Preventing Child Maltreatment and Promoting Well-Being

For Immediate Release

April 4, 2017; 10:55 am

DPHSS Release No. 2017-037

Preventing Child Maltreatment and Promoting Well-Being

The month of April is devoted to celebrating everything we can do to transform our community into a place that actively supports children and families.  April is Child Abuse Prevention Month.

In Fiscal Year 2016, Guam Child Protective Services received a total of 2,147 referrals of child abuse and neglect involving a total number of 3,336 children who were suspected of being abused or neglected.

The national theme for this year is “Building Community, Building Hope”.

We continue to promote the five protective factors aimed at protecting children from the risk of child abuse and neglect.  These five factors include:  Nurturing and Attachment; Knowledge of Parenting and of Child and Youth Development; Parental Resilience; Social Connections; and Concrete Supports for Parents.

This year, the Department of Public Health and Social Services would like to highlight the importance of partnering with parents and caregivers.  According to the U.S. Department of Health and Human Services, “Families are central to a child’s safety and well-being and they need support.  Their desire to do the best they can for their families provides a foundation for working with them to explore strategies for caring effectively for their children.

The benefits of partnerships are that it:

  • Focuses attention on the overall well-being of the child and family, rather on specific    

 “symptoms” of isolation.

  • Results in more competent and relevant supports, as providers gain a greater understanding of  families’ perspectives, homes and environments.
  • Foster parent leadership skills, resulting in more confident parenting and an enhanced ability of mothers, fathers and other caregivers to advocate for their family’s needs.
  • Promotes lasting change, as parents build on existing skills and enhance natural support networks that will extend beyond the time frame of a provider’s involvement.
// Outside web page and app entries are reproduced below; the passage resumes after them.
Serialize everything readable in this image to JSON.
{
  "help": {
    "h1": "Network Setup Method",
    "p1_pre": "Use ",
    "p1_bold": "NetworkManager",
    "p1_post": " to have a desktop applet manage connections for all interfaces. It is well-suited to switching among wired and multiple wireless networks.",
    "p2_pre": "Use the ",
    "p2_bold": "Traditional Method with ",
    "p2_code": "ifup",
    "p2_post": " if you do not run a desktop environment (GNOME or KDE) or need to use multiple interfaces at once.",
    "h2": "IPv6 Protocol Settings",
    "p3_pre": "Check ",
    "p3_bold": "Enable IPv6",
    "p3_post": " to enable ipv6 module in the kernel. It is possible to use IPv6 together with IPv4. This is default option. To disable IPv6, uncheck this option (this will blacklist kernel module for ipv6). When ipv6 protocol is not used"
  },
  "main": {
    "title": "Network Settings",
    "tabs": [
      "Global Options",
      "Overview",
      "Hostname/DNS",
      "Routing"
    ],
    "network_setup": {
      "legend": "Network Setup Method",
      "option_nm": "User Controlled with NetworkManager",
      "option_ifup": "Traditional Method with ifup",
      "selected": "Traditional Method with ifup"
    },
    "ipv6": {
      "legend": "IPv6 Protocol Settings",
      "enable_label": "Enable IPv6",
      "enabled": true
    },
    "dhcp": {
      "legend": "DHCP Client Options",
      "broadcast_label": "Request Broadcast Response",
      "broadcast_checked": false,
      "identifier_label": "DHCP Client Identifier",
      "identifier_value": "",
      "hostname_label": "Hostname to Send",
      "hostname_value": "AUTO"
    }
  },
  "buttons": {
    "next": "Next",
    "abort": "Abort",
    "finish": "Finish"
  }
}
Working in partnership with parents and caregivers means:

  • Understanding that all parents have strengths, and helping families build on their strengths and recognize their personal power to ensure family success.
  • Viewing parents as the experts on their own children, supporting them with resources and sharing responsibility for outcomes.
  • Listening carefully to parents’ concerns and helping them identify solutions that will work for  their family.
  • Including parents in the development, implementation and evaluation of processes and programs  that are driven by parents’ needs and incorporate their ideas and suggestions.
  • Helping parents take responsibility and learn to advocate more effectively for themselves and their children.
  • Working to understand parents’ language and culture, and adjusting communication to reflect differences.

Partnership between parents or caregivers and the various community providers is a valuable prevention tool which can ultimately reduce the risk of child abuse and neglect in our community.  This month and throughout the year, let’s focus on preventive measures to support parents and create healthier communities for children.

Should you have any questions, please feel free to contact Linda B. Rodriguez, Human Services Administrator, Bureau of Social Services Administration at 475-2653/2672.